Within the book, strong and enduring Santiago battles the marlin for days, although he has nothing but his hands to hold the line, and, then, fights against the fish with his knife and his old hands. When the Mako shark comes and eats the flesh of the marlin that is tied to the side of the boat, Santiago continues to fight for the marlin; however, the shark takes much flesh from the marlin. The sharks symbolize destruction in Santiago’s life; however, The Old man perseveres as Hemingway pulls out his thoughts, “But I killed the shark that hit my fish, he thought. And he was the biggest dentuso that I have ever seen. And God knows that I have seen big ones.”(pg103) Here, Hemingway exemplifies that even when the Old Man has experienced destruction, he overcomes
Many of Ernest Hemingway’s stories are either literally or figuratively based on his life experiences. The Old Man and the Sea is a novella written by the American author Ernest Hemingway in 1951 in Bimini, Bahamas, and published in 1952. It was the last major work by Hemingway that was published during his lifetime. Its writing was influenced by his life around him. This is shown through the way the novella is written and key events and parts within it. The Old Man and the Sea can be interpreted as an allegory of Hemingway’s life and career at the time he wrote it.
Over and over again he is remarked to be a strange old man, and he himself is the one to glorify that. He seems to struggle with the fact that he must prove himself to the other fisherman who mock him and believe him to be a fallen hero. He sets off to sea in his boat one day, but what he does not know that it will be the three most tiring days of his life. He first catches a smaller fish and instead of turning back, he decides to go farther out into the ocean to see what he can catch with that fish. He soon is dragged all over and back by a shiny purple marlin, that is two feet longer than his skiff. The response to Santiago’s poor decision or lack of creativity to harpoon the marlin instead of try to kill it another was as to not attract mako sharks was confusing. He is shown to be a man of intelligence and greatness, yet his decision to kill the marlin in this manner knowing what could happen proves that he had a distinct motive for harpooning the fish. By the words of Gery Brenner, “that motive is self validation-the need to prove himself”(Brenner 55). In the end, after the three day struggle, when Santiago returns to the dock, he is told by Manolin later that he was said to be lost at sea, and everyone was completely taken away by the length of the mangled carcass that he brought in. The take many get from Hemingway’s novel is
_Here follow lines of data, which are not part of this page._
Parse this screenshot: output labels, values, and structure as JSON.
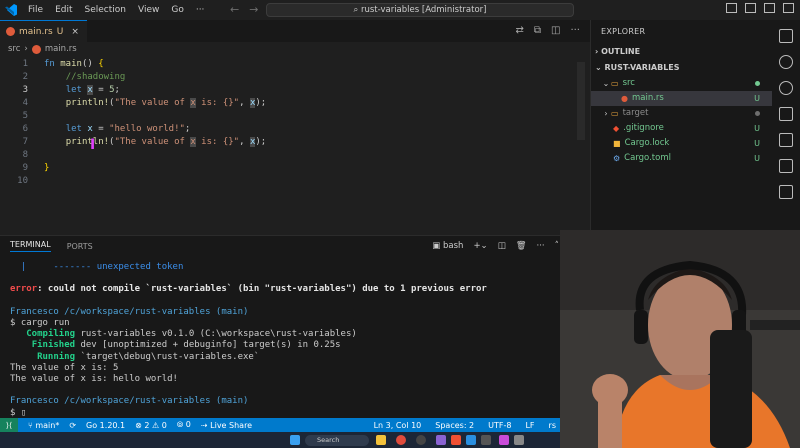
{
  "titlebar": {
    "menu": [
      "File",
      "Edit",
      "Selection",
      "View",
      "Go",
      "···"
    ],
    "command_center": "rust-variables [Administrator]"
  },
  "editor": {
    "tab": {
      "name": "main.rs",
      "badge": "U"
    },
    "breadcrumb": [
      "src",
      "main.rs"
    ],
    "lines": [
      {
        "no": "1",
        "html": "<span class='kw'>fn</span> <span class='fn'>main</span>() <span class='br'>{</span>"
      },
      {
        "no": "2",
        "html": "    <span class='cm'>//shadowing</span>"
      },
      {
        "no": "3",
        "html": "    <span class='kw'>let</span> <span class='var hl'>x</span> = <span class='num'>5</span>;"
      },
      {
        "no": "4",
        "html": "    <span class='mac'>println!</span>(<span class='str'>\"The value of <span class='hl'>x</span> is: {}\"</span>, <span class='var hl'>x</span>);"
      },
      {
        "no": "5",
        "html": ""
      },
      {
        "no": "6",
        "html": "    <span class='kw'>let</span> <span class='var'>x</span> = <span class='str'>\"hello world!\"</span>;"
      },
      {
        "no": "7",
        "html": "    <span class='mac'>println!</span>(<span class='str'>\"The value of <span class='hl'>x</span> is: {}\"</span>, <span class='var hl'>x</span>);"
      },
      {
        "no": "8",
        "html": ""
      },
      {
        "no": "9",
        "html": "<span class='br'>}</span>"
      },
      {
        "no": "10",
        "html": ""
      }
    ]
  },
  "panel": {
    "tabs": [
      "TERMINAL",
      "PORTS"
    ],
    "shell": "bash",
    "terminal_lines": [
      {
        "cls": "t-blue",
        "text": "  |     ------- unexpected token"
      },
      {
        "cls": "t-gray",
        "text": ""
      },
      {
        "cls": "t-gray",
        "html": "<span class='t-red'>error</span><span class='t-white t-bold'>: could not compile `rust-variables` (bin \"rust-variables\") due to 1 previous error</span>"
      },
      {
        "cls": "t-gray",
        "text": ""
      },
      {
        "cls": "t-prompt",
        "text": "Francesco /c/workspace/rust-variables (main)"
      },
      {
        "cls": "t-gray",
        "text": "$ cargo run"
      },
      {
        "cls": "t-gray",
        "html": "   <span class='t-green'>Compiling</span> rust-variables v0.1.0 (C:\\workspace\\rust-variables)"
      },
      {
        "cls": "t-gray",
        "html": "    <span class='t-green'>Finished</span> dev [unoptimized + debuginfo] target(s) in 0.25s"
      },
      {
        "cls": "t-gray",
        "html": "     <span class='t-green'>Running</span> `target\\debug\\rust-variables.exe`"
      },
      {
        "cls": "t-gray",
        "text": "The value of x is: 5"
      },
      {
        "cls": "t-gray",
        "text": "The value of x is: hello world!"
      },
      {
        "cls": "t-gray",
        "text": ""
      },
      {
        "cls": "t-prompt",
        "text": "Francesco /c/workspace/rust-variables (main)"
      },
      {
        "cls": "t-gray",
        "text": "$ ▯"
      }
    ]
  },
  "explorer": {
    "header": "EXPLORER",
    "outline": "OUTLINE",
    "project": "RUST-VARIABLES",
    "items": [
      {
        "label": "src",
        "type": "folder-open",
        "status": "dot",
        "color": "#73c991"
      },
      {
        "label": "main.rs",
        "type": "rust",
        "status": "U",
        "color": "#73c991"
      },
      {
        "label": "target",
        "type": "folder",
        "status": "dotgray",
        "color": "#8b8b8b"
      },
      {
        "label": ".gitignore",
        "type": "git",
        "status": "U",
        "color": "#73c991"
      },
      {
        "label": "Cargo.lock",
        "type": "lock",
        "status": "U",
        "color": "#73c991"
      },
      {
        "label": "Cargo.toml",
        "type": "gear",
        "status": "U",
        "color": "#73c991"
      }
    ]
  },
  "statusbar": {
    "branch": "main*",
    "version": "Go 1.20.1",
    "errors": "2",
    "warnings": "0",
    "ports": "0",
    "liveshare": "Live Share",
    "position": "Ln 3, Col 10",
    "spaces": "Spaces: 2",
    "encoding": "UTF-8",
    "eol": "LF",
    "language": "rs"
  },
  "taskbar": {
    "search": "Search"
  }
}
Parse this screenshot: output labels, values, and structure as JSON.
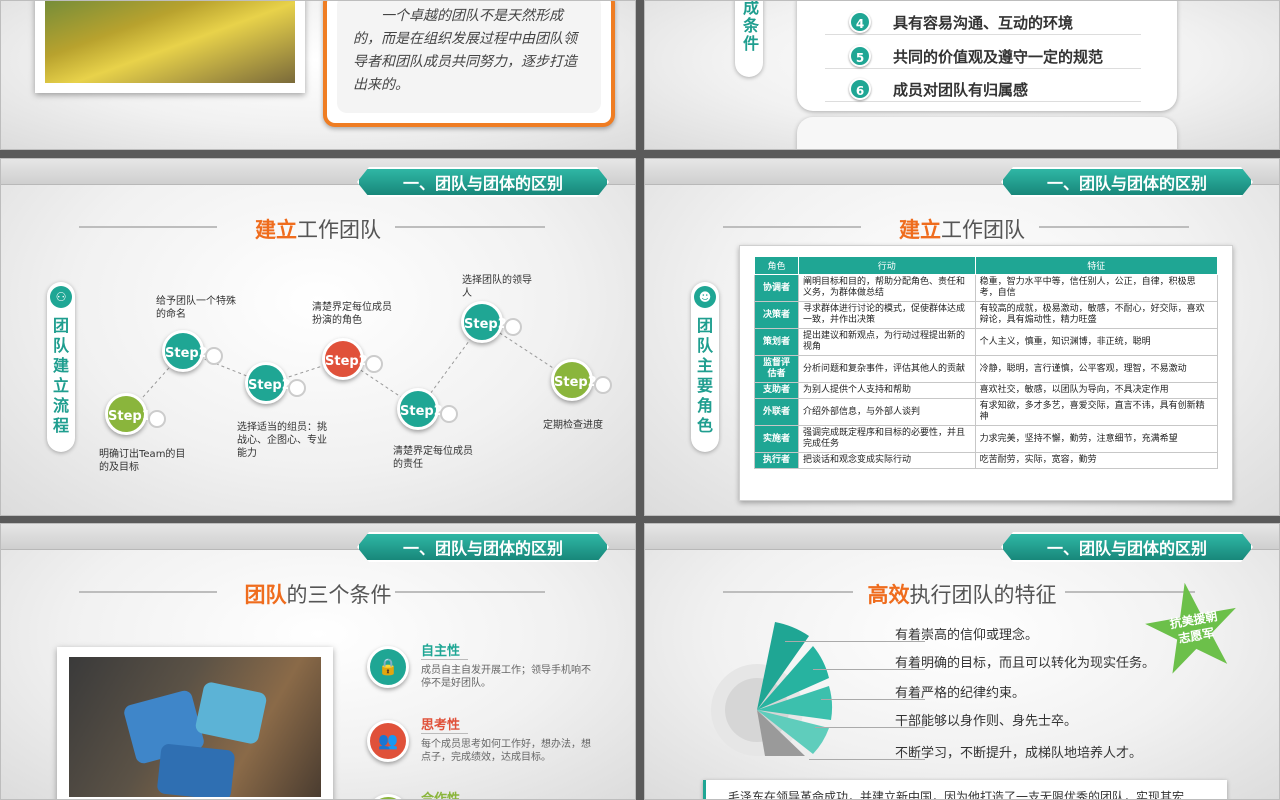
{
  "colors": {
    "teal": "#1fa694",
    "orange": "#ef6c1d",
    "green": "#8ab53c",
    "red": "#e0513a"
  },
  "slide1": {
    "quote": "一个卓越的团队不是天然形成的，而是在组织发展过程中由团队领导者和团队成员共同努力，逐步打造出来的。"
  },
  "slide2": {
    "side_label": "成条件",
    "items": [
      {
        "num": "4",
        "text": "具有容易沟通、互动的环境"
      },
      {
        "num": "5",
        "text": "共同的价值观及遵守一定的规范"
      },
      {
        "num": "6",
        "text": "成员对团队有归属感"
      }
    ]
  },
  "ribbon": "一、团队与团体的区别",
  "slide3": {
    "title_hl": "建立",
    "title_rest": "工作团队",
    "side_label": "团队建立流程",
    "side_icon": "network-icon",
    "steps": [
      {
        "label": "Step1",
        "text": "明确订出Team的目的及目标"
      },
      {
        "label": "Step2",
        "text": "给予团队一个特殊的命名"
      },
      {
        "label": "Step2",
        "text": "选择适当的组员：挑战心、企图心、专业能力"
      },
      {
        "label": "Step2",
        "text": "清楚界定每位成员扮演的角色"
      },
      {
        "label": "Step2",
        "text": "清楚界定每位成员的责任"
      },
      {
        "label": "Step2",
        "text": "选择团队的领导人"
      },
      {
        "label": "Step2",
        "text": "定期检查进度"
      }
    ]
  },
  "slide4": {
    "title_hl": "建立",
    "title_rest": "工作团队",
    "side_label": "团队主要角色",
    "side_icon": "group-icon",
    "headers": [
      "角色",
      "行动",
      "特征"
    ],
    "rows": [
      [
        "协调者",
        "阐明目标和目的，帮助分配角色、责任和义务，为群体做总结",
        "稳重，智力水平中等，信任别人，公正，自律，积极思考，自信"
      ],
      [
        "决策者",
        "寻求群体进行讨论的模式，促使群体达成一致，并作出决策",
        "有较高的成就，极易激动，敏感，不耐心，好交际，喜欢辩论，具有煽动性，精力旺盛"
      ],
      [
        "策划者",
        "提出建议和新观点，为行动过程提出新的视角",
        "个人主义，慎重，知识渊博，非正统，聪明"
      ],
      [
        "监督评估者",
        "分析问题和复杂事件，评估其他人的贡献",
        "冷静，聪明，言行谨慎，公平客观，理智，不易激动"
      ],
      [
        "支助者",
        "为别人提供个人支持和帮助",
        "喜欢社交，敏感，以团队为导向，不具决定作用"
      ],
      [
        "外联者",
        "介绍外部信息，与外部人谈判",
        "有求知欲，多才多艺，喜爱交际，直言不讳，具有创新精神"
      ],
      [
        "实施者",
        "强调完成既定程序和目标的必要性，并且完成任务",
        "力求完美，坚持不懈，勤劳，注意细节，充满希望"
      ],
      [
        "执行者",
        "把谈话和观念变成实际行动",
        "吃苦耐劳，实际，宽容，勤劳"
      ]
    ]
  },
  "slide5": {
    "title_hl": "团队",
    "title_rest": "的三个条件",
    "conds": [
      {
        "title": "自主性",
        "desc": "成员自主自发开展工作；领导手机响不停不是好团队。",
        "icon": "lock-icon"
      },
      {
        "title": "思考性",
        "desc": "每个成员思考如何工作好，想办法，想点子，完成绩效，达成目标。",
        "icon": "people-icon"
      },
      {
        "title": "合作性",
        "desc": "",
        "icon": "handshake-icon"
      }
    ]
  },
  "slide6": {
    "title_hl": "高效",
    "title_rest": "执行团队的特征",
    "badge": "抗美援朝志愿军",
    "features": [
      "有着崇高的信仰或理念。",
      "有着明确的目标，而且可以转化为现实任务。",
      "有着严格的纪律约束。",
      "干部能够以身作则、身先士卒。",
      "不断学习，不断提升，成梯队地培养人才。"
    ],
    "footer": "毛泽东在领导革命成功，并建立新中国，因为他打造了一支无限优秀的团队，实现其宏"
  }
}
“Hemingway’s greatness is in his short stories, which rival any other master of the form”(Bloom 1). The Old Man and the Sea is the most popular of his later works (1). The themes represented in this book are religion (Gurko 13-14), heroism (Brenner 31-32), and character symbolism (28). These themes combine to create a book that won Hemingway a Pulitzer Prize in 1953 and contributed to his Nobel Prize for literature in 1954 (3).
While santiago is in land he is a fragile old man and depends on the boy. “The boy took the old army blanket off the bed and spread it over the back of the chair of the old man’s shoulder”.When santiago is at sea he has no one to depend on and works really hard in order to accomplish his goal of catching the marlin. “He held the line tight in his right hand and then pushed